The concept of the heart is that it is from the inside-out. It is about embracing values.  Maxwell & Hoskins quote businessman Bill McDermott, who says, “Every movement has a single point of origin.” They add, “That origin is always in the heart of a person. It is an expression of the heart, birthed in the values that person has embraced, and from there it flows outward and manifests itself in the individual’s behaviors and communication. From there, it can spread to others.”

Joined Hands

The idea of joined hands is that the people on the team are side-by-side, working together as partners. “Transformation begins in an individual, grows in community, and impacts a society. But the process always starts with partnerships based on common ground.”

In describing elements of good partnerships, Maxwell and Hoskins reference the book, Power of 2 by Rodd Wagner and Gale Muller.
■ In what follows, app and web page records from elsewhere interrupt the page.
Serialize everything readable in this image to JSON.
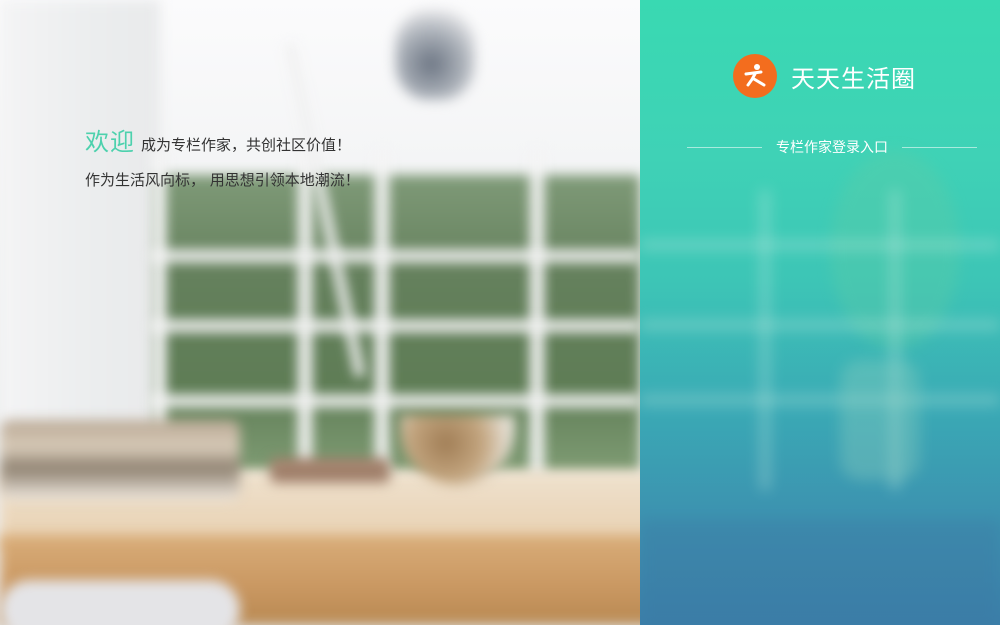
{
  "welcome": {
    "headline": "欢迎",
    "subline": "成为专栏作家，共创社区价值！",
    "line2": "作为生活风向标， 用思想引领本地潮流！"
  },
  "brand": {
    "name": "天天生活圈",
    "logo_icon": "running-person-icon",
    "logo_color": "#f36d1e"
  },
  "login": {
    "entry_label": "专栏作家登录入口"
  },
  "colors": {
    "accent": "#4dd1ad",
    "panel_top": "#39d9b2",
    "panel_bottom": "#3b7fa9"
  }
}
Wagner & Muller note that while partners need to be on the same mission, their reasons for being on that mission can be quite different. The key is that they never lose sight of the mission, the goal they are pursuing, and the motivations that each has for achieving it.


The picture of a table is meant to illustrate that we may start out small, but that’s okay because we will continue to grow as we invite more people to the table. “Mass movements don’t begin with the masses. They begin with a few people. When people can sit around the table together as equal contributors, everyone wins.”


The final transformation picture is a bridge. The idea is that we move from “Here to There” on our road to transformation. Maxwell & Hoskins state, “It starts with good values. Good values create growth. Growth creates transformation. Transformation creates movement. Movement creates change. And change helps us cross over into a better future.”

The chapter wraps up with them hinting at the focus of the next chapter—“Experience the Value of Values”— when they say, “You cannot make a difference or change your world in a positive way unless you build everything you do on good values. They are the single most important part of any transformational movement.

I’m looking forward to next week, when I dive into that concept of the “value of values,” as that is a huge part of the presentations I do on team-building, as well as what I have tried to do with my own teams through the years. I invite you to come back for that next week.